Sterling continues to suffer
It depends how you look at it
The Daily Mail says "Property market is bouncing back": the Wall Street Journal says "UK housing puts on the Brexit brakes". Both comments relate to the RICS survey published last night. As ever, it isn't the facts that matter it's the way they are interpreted. The same applies to rate cuts.
For the second time in a fortnight a currency strengthened noticeably after a central bank lowered its benchmark interest rate by a quarter of a percentage point. The first was the Australian dollar, which has risen by 3% since the Reserve Bank of Australia acted last Tuesday. This morning it was the turn of the Reserve Bank of New Zealand. As almost universally expected, the RBNZ cut its Official Cash Rate from 2.25% to 2%. So the NZ dollar went up because the cut was not larger: 2% is still attractive in a world where the government bonds of half a dozen countries are trading at negative yields.
The Kiwi strengthened by 1.1% on the day but it was not enough to make it the market leader: that honour went to the Norwegian krone. It went up by 1.6% after consumer price index data showed inflation accelerating from 3.7% to 4.4%, scuppering the chance of a rate cut. So there is the paradox: one currency went up because of a rate cut while another went up because there will not be a rate cut.
No respite for sterling
There is nothing interpretative about investors view of the pound. They do not like it very much. Sterling was the weakest performer yesterday, as it has been on three of the last five trading days. It is down by an average of -3.3% from last Thursday morning's levels.

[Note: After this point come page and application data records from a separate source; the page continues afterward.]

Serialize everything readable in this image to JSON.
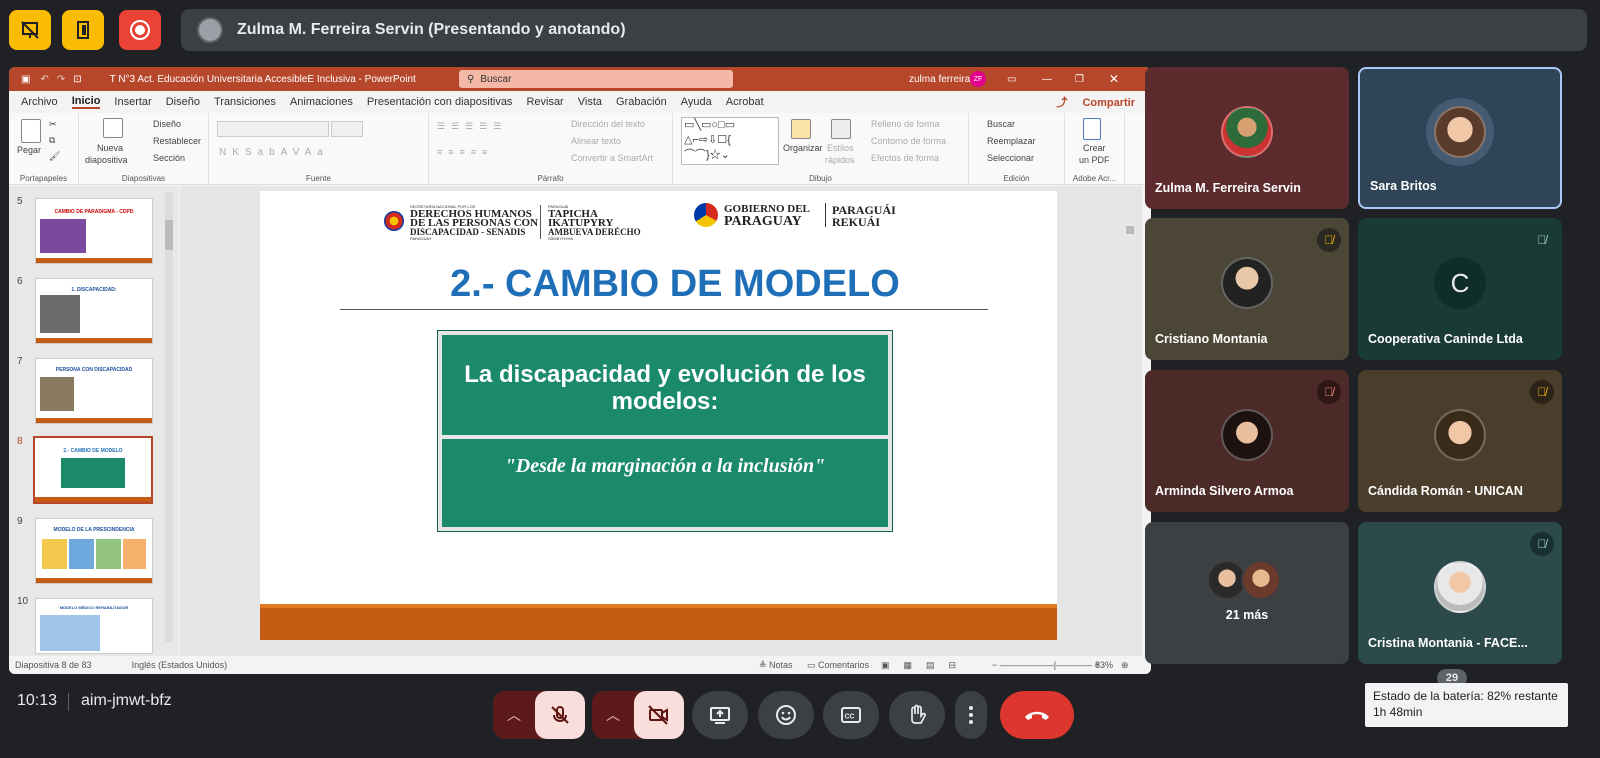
{
  "topbar": {
    "presenter": "Zulma M. Ferreira Servin (Presentando y anotando)"
  },
  "ppt": {
    "title": "T N°3 Act. Educación Universitaria AccesibleE Inclusiva  -  PowerPoint",
    "search_placeholder": "Buscar",
    "user": "zulma ferreira",
    "user_initials": "ZF",
    "tabs": [
      "Archivo",
      "Inicio",
      "Insertar",
      "Diseño",
      "Transiciones",
      "Animaciones",
      "Presentación con diapositivas",
      "Revisar",
      "Vista",
      "Grabación",
      "Ayuda",
      "Acrobat"
    ],
    "share": "Compartir",
    "ribbon": {
      "pegar": "Pegar",
      "portapapeles": "Portapapeles",
      "nueva": "Nueva",
      "diapositiva": "diapositiva",
      "diseno": "Diseño",
      "restablecer": "Restablecer",
      "seccion": "Sección",
      "diapositivas": "Diapositivas",
      "fuente": "Fuente",
      "parrafo": "Párrafo",
      "direccion": "Dirección del texto",
      "alinear": "Alinear texto",
      "convertir": "Convertir a SmartArt",
      "dibujo": "Dibujo",
      "organizar": "Organizar",
      "estilos": "Estilos",
      "rapidos": "rápidos",
      "relleno": "Relleno de forma",
      "contorno": "Contorno de forma",
      "efectos": "Efectos de forma",
      "buscar": "Buscar",
      "reemplazar": "Reemplazar",
      "seleccionar": "Seleccionar",
      "edicion": "Edición",
      "crear": "Crear",
      "pdf": "un PDF",
      "adobe": "Adobe Acr..."
    },
    "slides": [
      {
        "num": "5",
        "title": "CAMBIO DE PARADIGMA - CDPD"
      },
      {
        "num": "6",
        "title": "1. DISCAPACIDAD:"
      },
      {
        "num": "7",
        "title": "PERSONA CON DISCAPACIDAD"
      },
      {
        "num": "8",
        "title": "2.- CAMBIO DE MODELO"
      },
      {
        "num": "9",
        "title": "MODELO DE LA PRESCINDENCIA"
      },
      {
        "num": "10",
        "title": "MODELO MÉDICO REHABILITADOR"
      }
    ],
    "slide": {
      "logo1_small": "SECRETARÍA NACIONAL POR LOS",
      "logo1_line1": "DERECHOS HUMANOS",
      "logo1_line2": "DE LAS PERSONAS CON",
      "logo1_line3": "DISCAPACIDAD - SENADIS",
      "logo1_country": "PARAGUAY",
      "logo2_small": "PARAGUÁI",
      "logo2_line1": "TAPICHA",
      "logo2_line2": "IKATUPYRY",
      "logo2_line3": "AMBUEVA DERÉCHO",
      "logo2_small2": "SÃMBYHYHA",
      "gov_line1": "GOBIERNO DEL",
      "gov_line2": "PARAGUAY",
      "gov_line3": "PARAGUÁI",
      "gov_line4": "REKUÁI",
      "heading": "2.- CAMBIO DE MODELO",
      "sign_top": "La discapacidad y evolución de los modelos:",
      "sign_bottom": "\"Desde la marginación a la inclusión\""
    },
    "status": {
      "slide_info": "Diapositiva 8 de 83",
      "language": "Inglés (Estados Unidos)",
      "notes": "Notas",
      "comments": "Comentarios",
      "zoom": "83%"
    }
  },
  "participants": [
    {
      "name": "Zulma M. Ferreira Servin",
      "muted": false,
      "bg": "#5b2b2e"
    },
    {
      "name": "Sara Britos",
      "muted": false,
      "bg": "#2f4456"
    },
    {
      "name": "Cristiano Montania",
      "muted": true,
      "bg": "#4b4636"
    },
    {
      "name": "Cooperativa Caninde Ltda",
      "muted": true,
      "bg": "#1a3a36",
      "initial": "C"
    },
    {
      "name": "Arminda Silvero Armoa",
      "muted": true,
      "bg": "#4b2a28"
    },
    {
      "name": "Cándida Román - UNICAN",
      "muted": true,
      "bg": "#4a3d2b"
    },
    {
      "name": "21 más",
      "muted": false,
      "bg": "#3c4043"
    },
    {
      "name": "Cristina Montania - FACE...",
      "muted": true,
      "bg": "#2c4a4a"
    }
  ],
  "bottom": {
    "time": "10:13",
    "meeting_code": "aim-jmwt-bfz",
    "participant_count": "29",
    "battery_tooltip": "Estado de la batería: 82% restante 1h 48min"
  },
  "colors": {
    "accent_yellow": "#fbbc04",
    "record_red": "#ea4335",
    "ppt_red": "#b7472a",
    "sign_green": "#1b8a6b",
    "heading_blue": "#1f6fb8"
  }
}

Wednesday's losses had a lot to do with the Bank of England's asset purchase programme and its failure to fill its buy order on Tuesday. The bank's aim is to depress interest rates and weaken the pound and Tuesday's miss helped both of those ambitions. It is having to pay a higher price for its bonds, driving yields lower: some short-term 2019 and 2020 gilts traded on negative yields yesterday. That makes them less attractive to foreign investors, thereby reducing demand for the pound.
On the data front the only ecostat of interest to sterling was that RICS housing price balance. It was down by 11 points at 5%, therefore still slightly positive.
Except for Swedish consumer prices there are no useful economic data today. It remains to be seen whether or not that means sterling will get an easier ride.
The inflation picture in Sweden will be very different from that of neighbouring Norway. Prices are expected to have fallen in July, taking the headline rate of inflation down from 1.0% to 0.8%.
No pan-Euroland data are scheduled. The North American figures cover Canadian new house prices, US jobless claims and US import and export prices.